Higher education institutions are finding that hackathons — events inviting students to participate in science, technology, engineering and math challenges — are a great way to connect coding to real-world problems that students care about solving.
“Hackathons naturally encourage small communities to form in which students learn from each other and work together to build sophisticated projects in a single weekend,” Joshua Eckroth, an assistant professor of computer science at Stetson University, said in a statement, according to Campus Technology.
Hackathons will vary depending on an institution’s size, resources and culture, but a few fundamentals can help any college get these popular events up and running.
Seek Student Input to Plan Successful Hackathons
From a resource perspective, hackathons require only a few basic essentials — a strong Wi-Fi connection and plenty of power outlets — but these are a must.

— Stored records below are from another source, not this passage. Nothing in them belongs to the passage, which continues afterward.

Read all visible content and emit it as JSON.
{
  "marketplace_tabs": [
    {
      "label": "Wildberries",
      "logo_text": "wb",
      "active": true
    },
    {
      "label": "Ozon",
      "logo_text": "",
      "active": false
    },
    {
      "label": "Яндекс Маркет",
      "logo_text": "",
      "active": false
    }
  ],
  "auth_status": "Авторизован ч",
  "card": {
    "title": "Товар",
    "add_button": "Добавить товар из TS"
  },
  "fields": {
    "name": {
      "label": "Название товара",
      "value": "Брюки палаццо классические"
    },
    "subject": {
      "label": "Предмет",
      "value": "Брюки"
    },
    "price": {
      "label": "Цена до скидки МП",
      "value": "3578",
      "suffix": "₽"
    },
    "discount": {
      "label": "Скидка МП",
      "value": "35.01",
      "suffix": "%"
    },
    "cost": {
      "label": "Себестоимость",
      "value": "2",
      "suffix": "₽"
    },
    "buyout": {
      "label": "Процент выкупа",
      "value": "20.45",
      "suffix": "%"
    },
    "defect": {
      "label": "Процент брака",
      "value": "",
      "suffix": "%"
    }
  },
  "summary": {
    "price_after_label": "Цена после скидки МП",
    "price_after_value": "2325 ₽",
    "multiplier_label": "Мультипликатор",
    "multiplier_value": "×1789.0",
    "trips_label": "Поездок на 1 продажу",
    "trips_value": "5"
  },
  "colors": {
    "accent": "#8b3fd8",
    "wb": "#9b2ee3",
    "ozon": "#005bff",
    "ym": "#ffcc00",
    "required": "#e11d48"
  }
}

Experts recommend that colleges start planning six weeks out and include students in decision-making for themes and other details.
“Students are tuned in to the needs of their peers and have the motivation to spend the time needed to plan an incredible event,” according to Major League Hacking, the official league for these events. “Student organizers also have the ability to learn a lot about fundraising, management, logistics and marketing through the process of planning a hackathon.”
Partner with Third Parties to Expand Hackathon Resources
Partnering with tech companies is another route to hosting a hackathon.
This helps institutions offset costs and share planning, while facilitating connections between students and prospective employers. Because hackathons spur interest in the technical skills many companies are looking for, both large and small organizations often support these kinds of events.
In 2018, GrizzHacks sponsored its third hackathon — its largest to date — and invited technology professionals to participate.
“Through the mentorship available over the whole weekend, attendees are able to work on ideas and projects they would otherwise never get a chance to tackle in classes,” Shriyash Jalukar, a co-director of GrizzHacks, wrote in a blog post. “By the end of the weekend, hackers come out feeling proud about what they built.”
In addition to contributing funding for the event, Microsoft also brought specific challenges, including a mobility hack and a financial management tool hack, which participants tackled to exercise their coding creativity.
Student developers and data scientists had the opportunity to meet Google engineers while creating simulations of NCAA matchups to predict the tournament’s outcome.
Nonprofit organizations also make great partners. At Carnegie Mellon University, officials are working with the Jefferson Education Exchange to plan a series of hackathons that take advantage of open-source software students can use to explore coding.
Above all, remember that hackathons should focus on making coding fun for students of all backgrounds. With the right approach, even students with no experience in coding can be enticed by these STEM-oriented events.
This article is part of EdTech: Focus on Higher Education’s UniversITy blog series.